but: must the writer write herself into existence? can she afford to wait, to continue incubating? are these questions worth asking? can you understand me, anyone, under and amidst all these dry, new words?
night, again. from where did i come here to write? i did not so much as exit the other [writing] space as glance away, let it gather a sour, quiet moss — and gradually unmark itself. unmark from what, exactly? both myself and itself. i, who have become so very much used to writing in a small, perimetered white box, arrive here, now, in this new whiteness, a large sheet of it which extends from one side of the screen to the other, fully lit and serious. what am i doing here? what is a writer, and how does one become it? and more precisely — what is a serious writer? i feel serious with this serious layout. yet how did i find myself here, echoing into this newly unseen, un-audienced space. i hear only myself and am afraid. what am i capable of here, away from the archive — albeit a very laughable, measly one — of writing on that other site, each post (most, at least) originating humbly from that bounded white square. i go to the square — it floats against an unpleasant yet entirely familiar blue — and i begin, i feel at ease with the knowledge that i am writing into a space that i have established (however slightly) over some time and a sense of who or how many or the sort of people who will happen upon it, read it, etc etc. and to sit here now is a disruption. do i write to be read? — as Ferrante had emphasised in an interview? unsure. but as i no longer regularly write to/for myself in my paper journal — a space which is itself a different kind of silence, a more private/unembarrassed/self-consoling type — the silence here is entire. neither deafening nor demanding, but simply awaiting. here — here i am newly hesitant yet newly assured. how many people tapping away into this exact page in this exact moment? unknowable.
jackie wang writes:
what happens to the texture of your writing
the moment you are

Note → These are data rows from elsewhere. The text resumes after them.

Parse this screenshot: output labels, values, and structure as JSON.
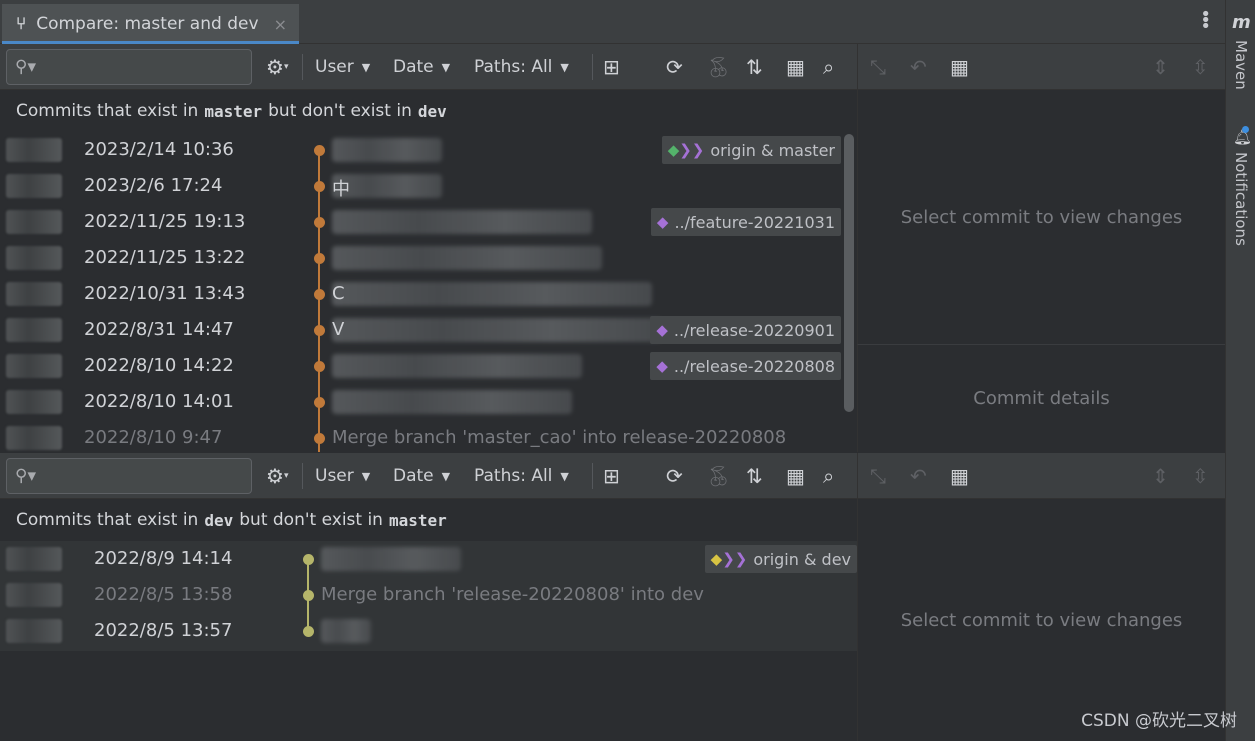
{
  "window": {
    "tab_title": "Compare: master and dev",
    "tab_close": "×",
    "more": "⋮"
  },
  "right_strip": {
    "maven_logo": "m",
    "maven": "Maven",
    "notifications": "Notifications"
  },
  "toolbar": {
    "user": "User",
    "date": "Date",
    "paths": "Paths: All",
    "search_placeholder": ""
  },
  "panel_top": {
    "header_prefix": "Commits that exist in",
    "branch_a": "master",
    "header_middle": "but don't exist in",
    "branch_b": "dev",
    "commits": [
      {
        "date": "2023/2/14 10:36",
        "msg": "",
        "label": "origin & master",
        "dim": false
      },
      {
        "date": "2023/2/6 17:24",
        "msg": "中",
        "label": "",
        "dim": false
      },
      {
        "date": "2022/11/25 19:13",
        "msg": "",
        "label": "../feature-20221031",
        "dim": false
      },
      {
        "date": "2022/11/25 13:22",
        "msg": "",
        "label": "",
        "dim": false
      },
      {
        "date": "2022/10/31 13:43",
        "msg": "C",
        "label": "",
        "dim": false
      },
      {
        "date": "2022/8/31 14:47",
        "msg": "V",
        "label": "../release-20220901",
        "dim": false
      },
      {
        "date": "2022/8/10 14:22",
        "msg": "",
        "label": "../release-20220808",
        "dim": false
      },
      {
        "date": "2022/8/10 14:01",
        "msg": "",
        "label": "",
        "dim": false
      },
      {
        "date": "2022/8/10 9:47",
        "msg": "Merge branch 'master_cao' into release-20220808",
        "label": "",
        "dim": true
      }
    ],
    "empty_changes": "Select commit to view changes",
    "commit_details": "Commit details"
  },
  "panel_bottom": {
    "header_prefix": "Commits that exist in",
    "branch_a": "dev",
    "header_middle": "but don't exist in",
    "branch_b": "master",
    "commits": [
      {
        "date": "2022/8/9 14:14",
        "msg": "",
        "label": "origin & dev",
        "dim": false
      },
      {
        "date": "2022/8/5 13:58",
        "msg": "Merge branch 'release-20220808' into dev",
        "label": "",
        "dim": true
      },
      {
        "date": "2022/8/5 13:57",
        "msg": "",
        "label": "",
        "dim": false
      }
    ],
    "empty_changes": "Select commit to view changes"
  },
  "watermark": "CSDN @砍光二叉树",
  "colors": {
    "graph_top": "#c17a3a",
    "graph_bottom": "#b5b56a",
    "tag_purple": "#a571d6",
    "tag_green": "#54b36b",
    "tag_yellow": "#d8c443"
  }
}
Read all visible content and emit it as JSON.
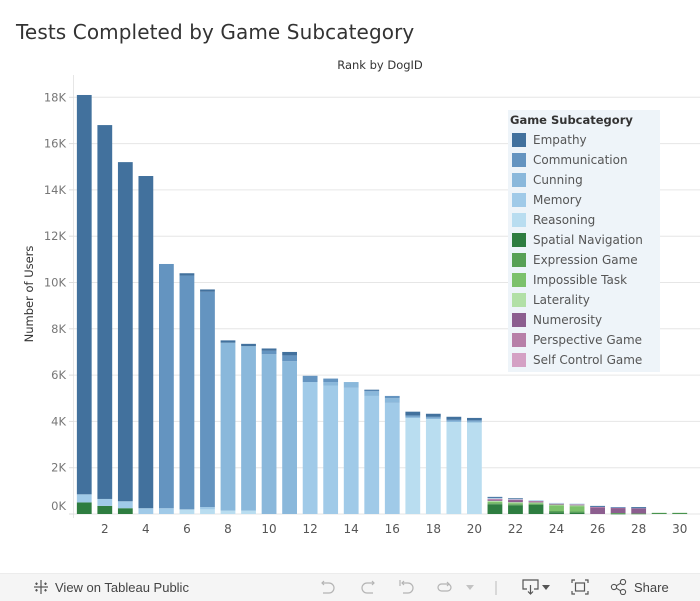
{
  "page": {
    "title": "Tests Completed by Game Subcategory"
  },
  "chart_data": {
    "type": "bar",
    "stacked": true,
    "title": "Tests Completed by Game Subcategory",
    "column_header": "Rank by DogID",
    "xlabel": "",
    "ylabel": "Number of Users",
    "ylim": [
      0,
      19000
    ],
    "y_ticks": [
      0,
      2000,
      4000,
      6000,
      8000,
      10000,
      12000,
      14000,
      16000,
      18000
    ],
    "y_tick_labels": [
      "0K",
      "2K",
      "4K",
      "6K",
      "8K",
      "10K",
      "12K",
      "14K",
      "16K",
      "18K"
    ],
    "x": [
      1,
      2,
      3,
      4,
      5,
      6,
      7,
      8,
      9,
      10,
      11,
      12,
      13,
      14,
      15,
      16,
      17,
      18,
      19,
      20,
      21,
      22,
      23,
      24,
      25,
      26,
      27,
      28,
      29,
      30
    ],
    "x_tick_labels": [
      "2",
      "4",
      "6",
      "8",
      "10",
      "12",
      "14",
      "16",
      "18",
      "20",
      "22",
      "24",
      "26",
      "28",
      "30"
    ],
    "x_tick_values": [
      2,
      4,
      6,
      8,
      10,
      12,
      14,
      16,
      18,
      20,
      22,
      24,
      26,
      28,
      30
    ],
    "grid": true,
    "legend_title": "Game Subcategory",
    "legend_position": "right",
    "series": [
      {
        "name": "Spatial Navigation",
        "color": "#2e7d40",
        "values": [
          500,
          350,
          250,
          0,
          0,
          0,
          0,
          0,
          0,
          0,
          0,
          0,
          0,
          0,
          0,
          0,
          0,
          0,
          0,
          0,
          420,
          380,
          400,
          80,
          60,
          0,
          20,
          0,
          40,
          40
        ]
      },
      {
        "name": "Expression Game",
        "color": "#58a055",
        "values": [
          0,
          0,
          0,
          0,
          0,
          0,
          0,
          0,
          0,
          0,
          0,
          0,
          0,
          0,
          0,
          0,
          0,
          0,
          0,
          0,
          40,
          40,
          30,
          50,
          50,
          0,
          20,
          20,
          10,
          10
        ]
      },
      {
        "name": "Impossible Task",
        "color": "#7cc16b",
        "values": [
          0,
          0,
          0,
          0,
          0,
          0,
          0,
          0,
          0,
          0,
          0,
          0,
          0,
          0,
          0,
          0,
          0,
          0,
          0,
          0,
          60,
          50,
          40,
          240,
          230,
          0,
          0,
          0,
          0,
          0
        ]
      },
      {
        "name": "Laterality",
        "color": "#b2e0a6",
        "values": [
          0,
          0,
          0,
          0,
          0,
          0,
          0,
          0,
          0,
          0,
          0,
          0,
          0,
          0,
          0,
          0,
          0,
          0,
          0,
          0,
          50,
          40,
          30,
          40,
          40,
          0,
          0,
          0,
          0,
          0
        ]
      },
      {
        "name": "Numerosity",
        "color": "#8c5e8f",
        "values": [
          0,
          0,
          0,
          0,
          0,
          0,
          0,
          0,
          0,
          0,
          0,
          0,
          0,
          0,
          0,
          0,
          0,
          0,
          0,
          0,
          60,
          100,
          60,
          30,
          30,
          290,
          230,
          230,
          0,
          0
        ]
      },
      {
        "name": "Perspective Game",
        "color": "#b77fa8",
        "values": [
          0,
          0,
          0,
          0,
          0,
          0,
          0,
          0,
          0,
          0,
          0,
          0,
          0,
          0,
          0,
          0,
          0,
          0,
          0,
          0,
          20,
          20,
          10,
          20,
          20,
          20,
          10,
          10,
          0,
          0
        ]
      },
      {
        "name": "Self Control Game",
        "color": "#d4a0c4",
        "values": [
          0,
          0,
          0,
          0,
          0,
          0,
          0,
          0,
          0,
          0,
          0,
          0,
          0,
          0,
          0,
          0,
          0,
          0,
          0,
          0,
          10,
          10,
          10,
          10,
          10,
          10,
          0,
          0,
          0,
          0
        ]
      },
      {
        "name": "Reasoning",
        "color": "#b9ddf0",
        "values": [
          0,
          0,
          0,
          0,
          0,
          200,
          200,
          150,
          150,
          0,
          0,
          0,
          0,
          0,
          0,
          0,
          4150,
          4100,
          3970,
          3950,
          40,
          20,
          20,
          10,
          10,
          0,
          0,
          0,
          0,
          0
        ]
      },
      {
        "name": "Memory",
        "color": "#a0cae8",
        "values": [
          350,
          300,
          300,
          250,
          250,
          0,
          100,
          0,
          0,
          0,
          0,
          5700,
          5550,
          5450,
          5100,
          4800,
          0,
          0,
          0,
          0,
          0,
          0,
          0,
          0,
          0,
          0,
          0,
          0,
          0,
          0
        ]
      },
      {
        "name": "Cunning",
        "color": "#8ab8db",
        "values": [
          0,
          0,
          0,
          0,
          0,
          0,
          0,
          7250,
          7100,
          6900,
          6600,
          0,
          150,
          250,
          200,
          200,
          60,
          60,
          60,
          50,
          0,
          0,
          0,
          0,
          0,
          0,
          0,
          0,
          0,
          0
        ]
      },
      {
        "name": "Communication",
        "color": "#6494c0",
        "values": [
          0,
          0,
          0,
          0,
          10550,
          10100,
          9300,
          0,
          0,
          150,
          250,
          270,
          150,
          0,
          50,
          100,
          50,
          50,
          50,
          50,
          20,
          0,
          0,
          0,
          0,
          20,
          20,
          20,
          0,
          0
        ]
      },
      {
        "name": "Empathy",
        "color": "#42719d",
        "values": [
          17250,
          16150,
          14650,
          14350,
          0,
          100,
          100,
          100,
          100,
          100,
          150,
          0,
          0,
          0,
          20,
          0,
          160,
          120,
          120,
          100,
          20,
          20,
          0,
          0,
          0,
          10,
          0,
          20,
          0,
          0
        ]
      }
    ],
    "legend_order": [
      "Empathy",
      "Communication",
      "Cunning",
      "Memory",
      "Reasoning",
      "Spatial Navigation",
      "Expression Game",
      "Impossible Task",
      "Laterality",
      "Numerosity",
      "Perspective Game",
      "Self Control Game"
    ]
  },
  "toolbar": {
    "view_on_label": "View on Tableau Public",
    "share_label": "Share",
    "icons": [
      "tableau-logo-icon",
      "undo-icon",
      "redo-icon",
      "revert-icon",
      "refresh-icon",
      "pause-dropdown-icon",
      "download-icon",
      "fullscreen-icon",
      "share-icon"
    ]
  }
}
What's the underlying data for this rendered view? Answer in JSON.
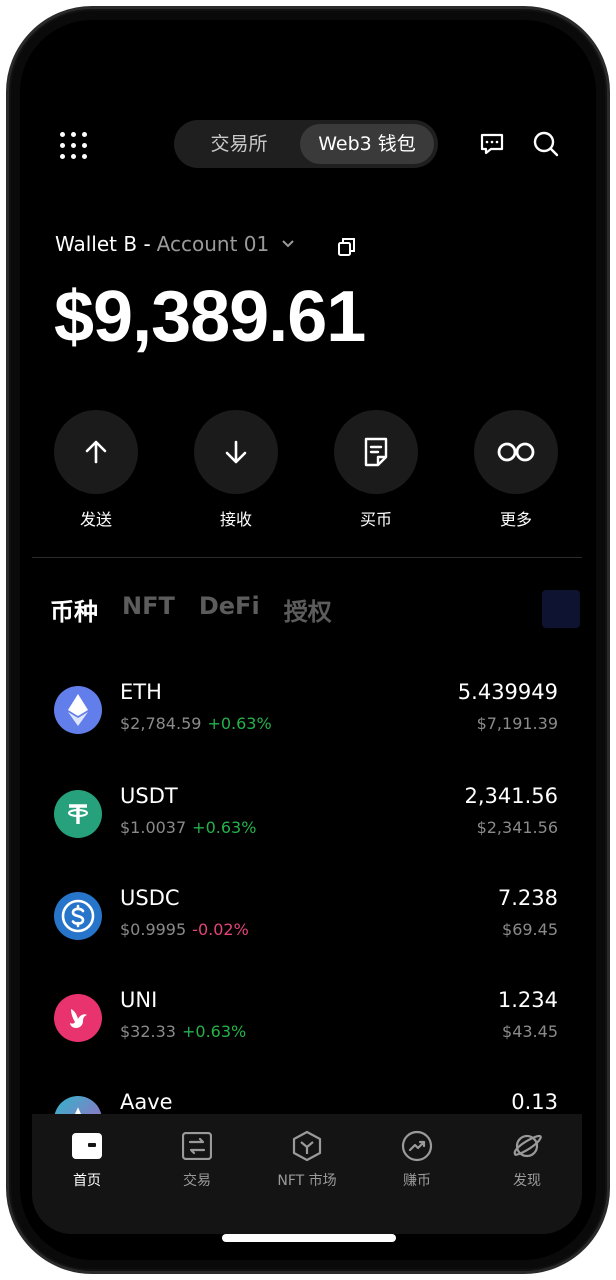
{
  "topbar": {
    "tabs": [
      {
        "label": "交易所"
      },
      {
        "label": "Web3 钱包"
      }
    ]
  },
  "wallet": {
    "name": "Wallet B -",
    "account": "Account 01",
    "balance": "$9,389.61"
  },
  "actions": [
    {
      "label": "发送",
      "icon": "arrow-up-icon"
    },
    {
      "label": "接收",
      "icon": "arrow-down-icon"
    },
    {
      "label": "买币",
      "icon": "receipt-icon"
    },
    {
      "label": "更多",
      "icon": "infinity-icon"
    }
  ],
  "categories": [
    "币种",
    "NFT",
    "DeFi",
    "授权"
  ],
  "tokens": [
    {
      "symbol": "ETH",
      "price": "$2,784.59",
      "change": "+0.63%",
      "amount": "5.439949",
      "value": "$7,191.39",
      "color": "#627eea"
    },
    {
      "symbol": "USDT",
      "price": "$1.0037",
      "change": "+0.63%",
      "amount": "2,341.56",
      "value": "$2,341.56",
      "color": "#26a17b"
    },
    {
      "symbol": "USDC",
      "price": "$0.9995",
      "change": "-0.02%",
      "amount": "7.238",
      "value": "$69.45",
      "color": "#2775ca"
    },
    {
      "symbol": "UNI",
      "price": "$32.33",
      "change": "+0.63%",
      "amount": "1.234",
      "value": "$43.45",
      "color": "#e8336f"
    },
    {
      "symbol": "Aave",
      "price": "",
      "change": "",
      "amount": "0.13",
      "value": "",
      "color": "#7a5bd0"
    }
  ],
  "nav": [
    {
      "label": "首页",
      "icon": "wallet-icon"
    },
    {
      "label": "交易",
      "icon": "trade-icon"
    },
    {
      "label": "NFT 市场",
      "icon": "nft-icon"
    },
    {
      "label": "赚币",
      "icon": "earn-icon"
    },
    {
      "label": "发现",
      "icon": "planet-icon"
    }
  ],
  "colors": {
    "up": "#25b14c",
    "down": "#e0447a",
    "background": "#000000"
  }
}
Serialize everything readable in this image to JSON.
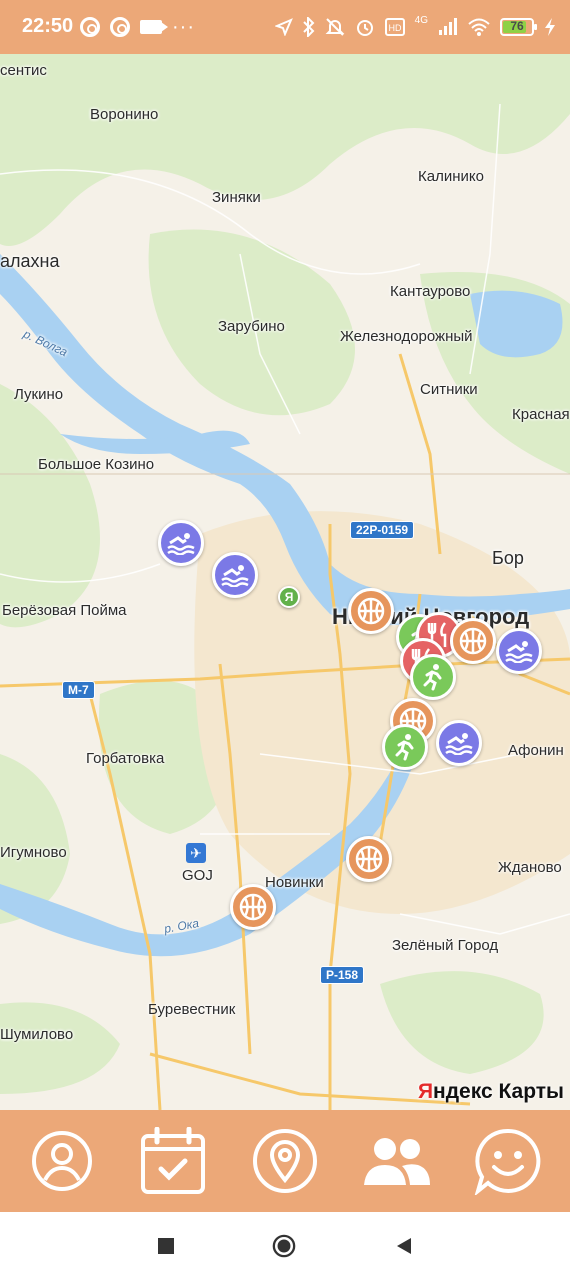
{
  "status_bar": {
    "time": "22:50",
    "battery_level": "76",
    "network": "4G",
    "icons": [
      "ring-icon",
      "ring-icon",
      "video-camera-icon",
      "more-dots-icon",
      "location-arrow-icon",
      "bluetooth-icon",
      "mute-bell-icon",
      "alarm-icon",
      "volte-icon",
      "signal-icon",
      "wifi-icon",
      "battery-icon",
      "charging-icon"
    ]
  },
  "map": {
    "places": [
      {
        "name": "сентис"
      },
      {
        "name": "Воронино"
      },
      {
        "name": "Зиняки"
      },
      {
        "name": "Калинико"
      },
      {
        "name": "алахна"
      },
      {
        "name": "Кантаурово"
      },
      {
        "name": "Зарубино"
      },
      {
        "name": "Железнодорожный"
      },
      {
        "name": "Лукино"
      },
      {
        "name": "Ситники"
      },
      {
        "name": "Красная"
      },
      {
        "name": "Большое Козино"
      },
      {
        "name": "Бор"
      },
      {
        "name": "Берёзовая Пойма"
      },
      {
        "name": "Нижний Новгород"
      },
      {
        "name": "Горбатовка"
      },
      {
        "name": "Афонин"
      },
      {
        "name": "Игумново"
      },
      {
        "name": "GOJ"
      },
      {
        "name": "Новинки"
      },
      {
        "name": "Жданово"
      },
      {
        "name": "Зелёный Город"
      },
      {
        "name": "Буревестник"
      },
      {
        "name": "Шумилово"
      }
    ],
    "rivers": [
      "р. Волга",
      "р. Ока"
    ],
    "road_badges": [
      "22Р-0159",
      "М-7",
      "Р-158"
    ],
    "user_location_label": "Я",
    "brand_first": "Я",
    "brand_rest": "ндекс Карты",
    "colors": {
      "basketball": "#e6955c",
      "swimming": "#7b79e6",
      "running": "#7ac95a",
      "food": "#e56364"
    }
  },
  "bottom_nav": {
    "items": [
      {
        "icon": "profile-icon"
      },
      {
        "icon": "calendar-icon"
      },
      {
        "icon": "location-pin-icon"
      },
      {
        "icon": "people-icon"
      },
      {
        "icon": "chat-smile-icon"
      }
    ],
    "background": "#eca878"
  },
  "system_nav": {
    "icons": [
      "recents-square-icon",
      "home-circle-icon",
      "back-triangle-icon"
    ]
  }
}
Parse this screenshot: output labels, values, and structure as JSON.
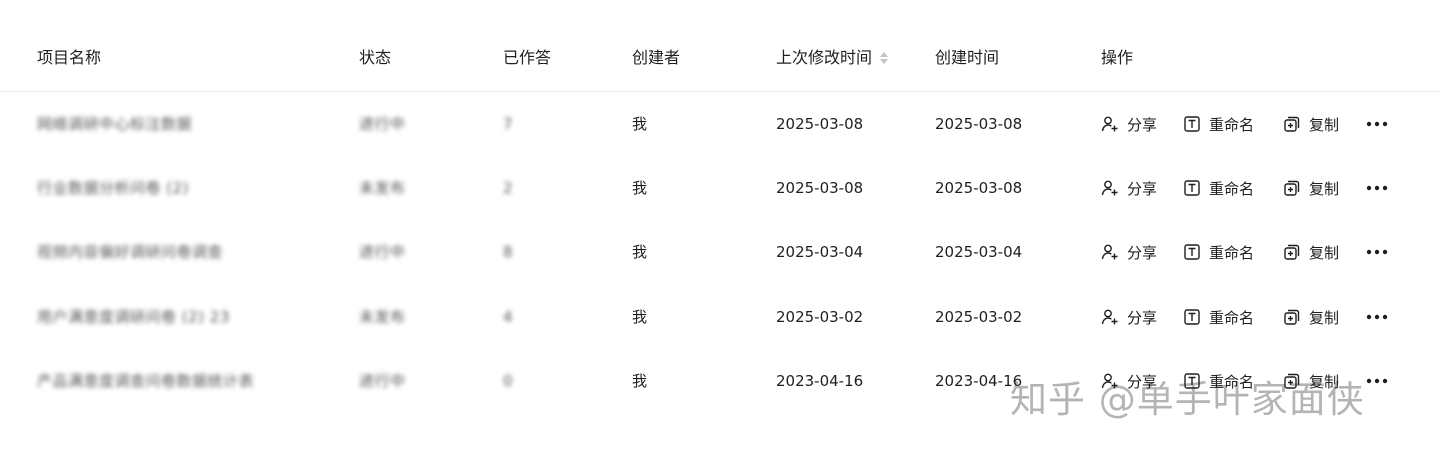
{
  "header": {
    "columns": [
      "项目名称",
      "状态",
      "已作答",
      "创建者",
      "上次修改时间",
      "创建时间",
      "操作"
    ]
  },
  "actions": {
    "share": "分享",
    "rename": "重命名",
    "copy": "复制",
    "more_icon": "more-horizontal-icon"
  },
  "rows": [
    {
      "name": "网络调研中心标注数据",
      "status": "进行中",
      "answered": "7",
      "creator": "我",
      "modified": "2025-03-08",
      "created": "2025-03-08"
    },
    {
      "name": "行业数据分析问卷 (2)",
      "status": "未发布",
      "answered": "2",
      "creator": "我",
      "modified": "2025-03-08",
      "created": "2025-03-08"
    },
    {
      "name": "视频内容偏好调研问卷调查",
      "status": "进行中",
      "answered": "8",
      "creator": "我",
      "modified": "2025-03-04",
      "created": "2025-03-04"
    },
    {
      "name": "用户满意度调研问卷 (2) 23",
      "status": "未发布",
      "answered": "4",
      "creator": "我",
      "modified": "2025-03-02",
      "created": "2025-03-02"
    },
    {
      "name": "产品满意度调查问卷数据统计表",
      "status": "进行中",
      "answered": "0",
      "creator": "我",
      "modified": "2023-04-16",
      "created": "2023-04-16"
    }
  ],
  "watermark": "知乎 @单手叶家面侠",
  "colors": {
    "border": "#ececec",
    "text": "#1f1f1f",
    "sort_icon": "#c4c4c4"
  }
}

i want to finish Ali Smith. i want to feed myself another slice of cake and feel its rough grain cross my tongue. i am tired so i choose the cake and now as i leave it is a new departure, though not so different after all — having written, as usual, nothing that i intended or imagined to. only the rest of it, which was perhaps simply incubating (as Bhanu says), sitting in an elsewhere plane — of memory? self? other? — waiting to enter or be entered: into language, into space, into some semblance of knowing, some semblance of being.